NPR’s “The Takeaway” program recently examined the “The Biggest Challenges Facing America and the World.” The episode included an interview with USDA Chief Scientist and Undersecretary Catherine Woteki on the challenge of being able to feed a world population that is estimated to reach more than 9 billion people by the year 2050.
On behalf of USDA, Dr. Woteki played a key role in the formation of Global Open Data for Agriculture and Nutrition (GODAN), an international organization which supports efforts to make agricultural and nutritional data available, accessible, and usable for unrestricted use worldwide. She said harvesting such data could be a key to harvesting enough future crops to meet future challenges. Read more »
The Economic Research Service has released Household Food Security in the United States in 2014. ERS has also conducted recent research on the impact of economic conditions and policies on the incidence of food insecurity. (Click to enlarge)
USDA’s recently released annual report on the incidence and severity of food insecurity in American households marks 20 years of Federal statistics measuring U.S. food insecurity. This year’s report, presenting 2014 data, shows that 86.0 percent of American households were food secure throughout the entire year, meaning that all household members had access at all times to enough food for an active, healthy life. In 2014, 14.0 percent of U.S. households (17.4 million households) had difficulty at some time during the year providing enough food for all their members because of a lack of financial or other resources. Food insecurity, essentially unchanged from 2013, is down from a high of 14.9 percent measured in 2011.
Looking back over the last several years, the food insecurity rate, as expected, rose in 2008 with the recession. But the food insecurity rate has not returned to pre-recession levels. Research shows that while modest improvements in food security have accompanied declining unemployment, other changes in the economy, including higher food prices, appear to offset the effect of unemployment declines. These higher food prices, along with an increase in overall inflation, are key factors preventing food insecurity rates from any substantial decline. Another Economic Research Service (ERS) study found that, particularly for households receiving benefits from USDA’s Supplemental Nutrition Assistance Program (SNAP), higher local food prices were related to higher food insecurity.
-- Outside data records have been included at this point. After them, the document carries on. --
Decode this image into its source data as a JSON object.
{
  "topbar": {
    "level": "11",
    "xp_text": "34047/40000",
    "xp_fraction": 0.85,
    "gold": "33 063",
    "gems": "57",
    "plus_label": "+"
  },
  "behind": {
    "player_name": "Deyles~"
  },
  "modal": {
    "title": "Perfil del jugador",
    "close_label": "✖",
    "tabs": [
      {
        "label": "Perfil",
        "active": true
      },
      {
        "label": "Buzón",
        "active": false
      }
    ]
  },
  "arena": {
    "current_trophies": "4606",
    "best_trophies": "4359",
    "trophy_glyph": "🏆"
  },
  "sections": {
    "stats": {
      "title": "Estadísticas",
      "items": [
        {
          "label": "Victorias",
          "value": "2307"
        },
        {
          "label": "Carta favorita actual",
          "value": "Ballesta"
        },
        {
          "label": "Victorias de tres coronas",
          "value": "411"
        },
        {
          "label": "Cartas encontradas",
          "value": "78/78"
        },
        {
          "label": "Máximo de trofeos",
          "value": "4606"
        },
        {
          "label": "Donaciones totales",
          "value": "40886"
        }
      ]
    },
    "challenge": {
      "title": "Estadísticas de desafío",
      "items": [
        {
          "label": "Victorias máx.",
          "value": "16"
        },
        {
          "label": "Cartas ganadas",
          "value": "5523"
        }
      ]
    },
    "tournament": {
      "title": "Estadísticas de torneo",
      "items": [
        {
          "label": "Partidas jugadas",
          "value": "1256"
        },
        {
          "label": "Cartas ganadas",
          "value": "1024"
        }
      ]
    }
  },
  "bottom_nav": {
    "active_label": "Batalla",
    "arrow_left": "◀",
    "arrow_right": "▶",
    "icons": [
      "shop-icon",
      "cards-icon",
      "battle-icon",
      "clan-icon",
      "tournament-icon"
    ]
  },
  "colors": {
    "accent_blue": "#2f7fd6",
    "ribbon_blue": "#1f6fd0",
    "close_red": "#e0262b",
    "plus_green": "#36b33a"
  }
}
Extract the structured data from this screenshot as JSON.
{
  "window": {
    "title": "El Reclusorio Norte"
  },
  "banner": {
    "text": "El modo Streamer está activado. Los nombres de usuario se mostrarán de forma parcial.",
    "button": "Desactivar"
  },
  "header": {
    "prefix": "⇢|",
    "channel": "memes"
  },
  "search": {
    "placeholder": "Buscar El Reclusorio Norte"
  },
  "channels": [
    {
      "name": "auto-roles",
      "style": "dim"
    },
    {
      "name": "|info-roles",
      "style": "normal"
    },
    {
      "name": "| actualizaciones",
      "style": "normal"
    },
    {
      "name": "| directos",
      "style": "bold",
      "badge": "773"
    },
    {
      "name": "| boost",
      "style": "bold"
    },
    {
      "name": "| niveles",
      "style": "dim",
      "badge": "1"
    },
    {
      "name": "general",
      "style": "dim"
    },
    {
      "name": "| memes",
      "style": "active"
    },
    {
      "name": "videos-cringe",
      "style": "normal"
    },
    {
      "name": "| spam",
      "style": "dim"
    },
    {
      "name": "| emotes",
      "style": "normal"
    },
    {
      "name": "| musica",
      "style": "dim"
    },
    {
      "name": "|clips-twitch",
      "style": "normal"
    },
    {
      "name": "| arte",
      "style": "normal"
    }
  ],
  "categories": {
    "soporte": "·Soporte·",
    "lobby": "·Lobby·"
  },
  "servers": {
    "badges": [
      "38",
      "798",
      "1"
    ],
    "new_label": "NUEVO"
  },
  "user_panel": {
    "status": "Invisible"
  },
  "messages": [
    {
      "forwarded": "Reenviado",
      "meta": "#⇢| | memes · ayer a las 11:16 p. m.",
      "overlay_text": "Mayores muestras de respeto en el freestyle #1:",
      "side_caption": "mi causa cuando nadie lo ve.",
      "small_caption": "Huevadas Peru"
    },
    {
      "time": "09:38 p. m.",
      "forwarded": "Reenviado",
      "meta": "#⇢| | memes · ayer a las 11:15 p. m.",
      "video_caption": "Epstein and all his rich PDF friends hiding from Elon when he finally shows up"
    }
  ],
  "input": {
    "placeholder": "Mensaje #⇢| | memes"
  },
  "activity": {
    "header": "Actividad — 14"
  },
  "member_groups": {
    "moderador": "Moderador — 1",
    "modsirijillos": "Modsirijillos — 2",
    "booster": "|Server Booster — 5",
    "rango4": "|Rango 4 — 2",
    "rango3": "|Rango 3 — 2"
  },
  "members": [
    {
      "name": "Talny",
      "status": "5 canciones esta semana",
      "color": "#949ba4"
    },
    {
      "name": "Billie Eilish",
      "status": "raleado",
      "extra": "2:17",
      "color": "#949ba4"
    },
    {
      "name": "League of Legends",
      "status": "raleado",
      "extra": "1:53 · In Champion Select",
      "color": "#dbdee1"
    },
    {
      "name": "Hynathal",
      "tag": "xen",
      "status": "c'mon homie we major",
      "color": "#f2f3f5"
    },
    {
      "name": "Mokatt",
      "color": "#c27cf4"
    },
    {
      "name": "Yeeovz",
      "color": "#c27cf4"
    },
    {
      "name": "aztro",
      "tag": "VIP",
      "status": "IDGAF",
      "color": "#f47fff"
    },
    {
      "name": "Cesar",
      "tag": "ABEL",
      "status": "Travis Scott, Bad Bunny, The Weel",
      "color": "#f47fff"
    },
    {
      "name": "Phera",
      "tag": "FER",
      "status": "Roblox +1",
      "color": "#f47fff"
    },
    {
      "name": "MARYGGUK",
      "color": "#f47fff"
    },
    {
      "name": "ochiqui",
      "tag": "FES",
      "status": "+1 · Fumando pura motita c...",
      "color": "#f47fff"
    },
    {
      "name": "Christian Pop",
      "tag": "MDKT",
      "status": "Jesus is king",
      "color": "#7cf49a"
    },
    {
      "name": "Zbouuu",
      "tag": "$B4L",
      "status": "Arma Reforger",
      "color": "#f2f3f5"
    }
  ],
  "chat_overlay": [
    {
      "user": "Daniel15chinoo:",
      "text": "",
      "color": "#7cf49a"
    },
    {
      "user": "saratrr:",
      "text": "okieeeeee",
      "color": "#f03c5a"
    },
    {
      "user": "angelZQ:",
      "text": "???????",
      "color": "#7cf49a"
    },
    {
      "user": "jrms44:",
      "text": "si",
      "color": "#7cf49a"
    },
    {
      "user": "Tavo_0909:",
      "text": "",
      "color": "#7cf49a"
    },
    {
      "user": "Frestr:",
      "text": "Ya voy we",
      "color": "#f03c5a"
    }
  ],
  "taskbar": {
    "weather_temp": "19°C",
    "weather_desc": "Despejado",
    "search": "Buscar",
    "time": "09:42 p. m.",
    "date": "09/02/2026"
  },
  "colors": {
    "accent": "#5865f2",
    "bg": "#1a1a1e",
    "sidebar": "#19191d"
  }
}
Read more »
The famous Julia Child once said “people who love to eat are always the best people,” but what would Julia say about eaters who waste food? In the United States, consumers discard about 20 percent of all food purchased. That adds up to approximately 90 billion pounds of food each year, costing each person $370 annually. For a family of four, that’s nearly $1,500.
While it may seem daunting, there are many simple ways to reduce food waste right at home. Here are a few tips on how to make the most out of your groceries: Read more »
Field of corn growing on a farm in Cuba. A recent report by the Economic Research Service points to future prospects for agricultural trade between the United States and Cuba. U.S. grain and feed exports to Cuba averaged 344,000 MT per year during 2012-14. Photo credit: USDA
Since December 2014, when the United States and Cuba announced the intention to restore diplomatic ties for the first time in more than half a century, the U.S. has taken steps to ease restrictions on trade, remittances, and travel to Cuba. The actions have generated a wave of enthusiasm about the economic opportunities that a more normal relationship between the two countries could create.
A recent report by the Economic Research Service (ERS) considers potential impacts of more normal commercial ties between the two countries on bilateral agricultural trade. Read more »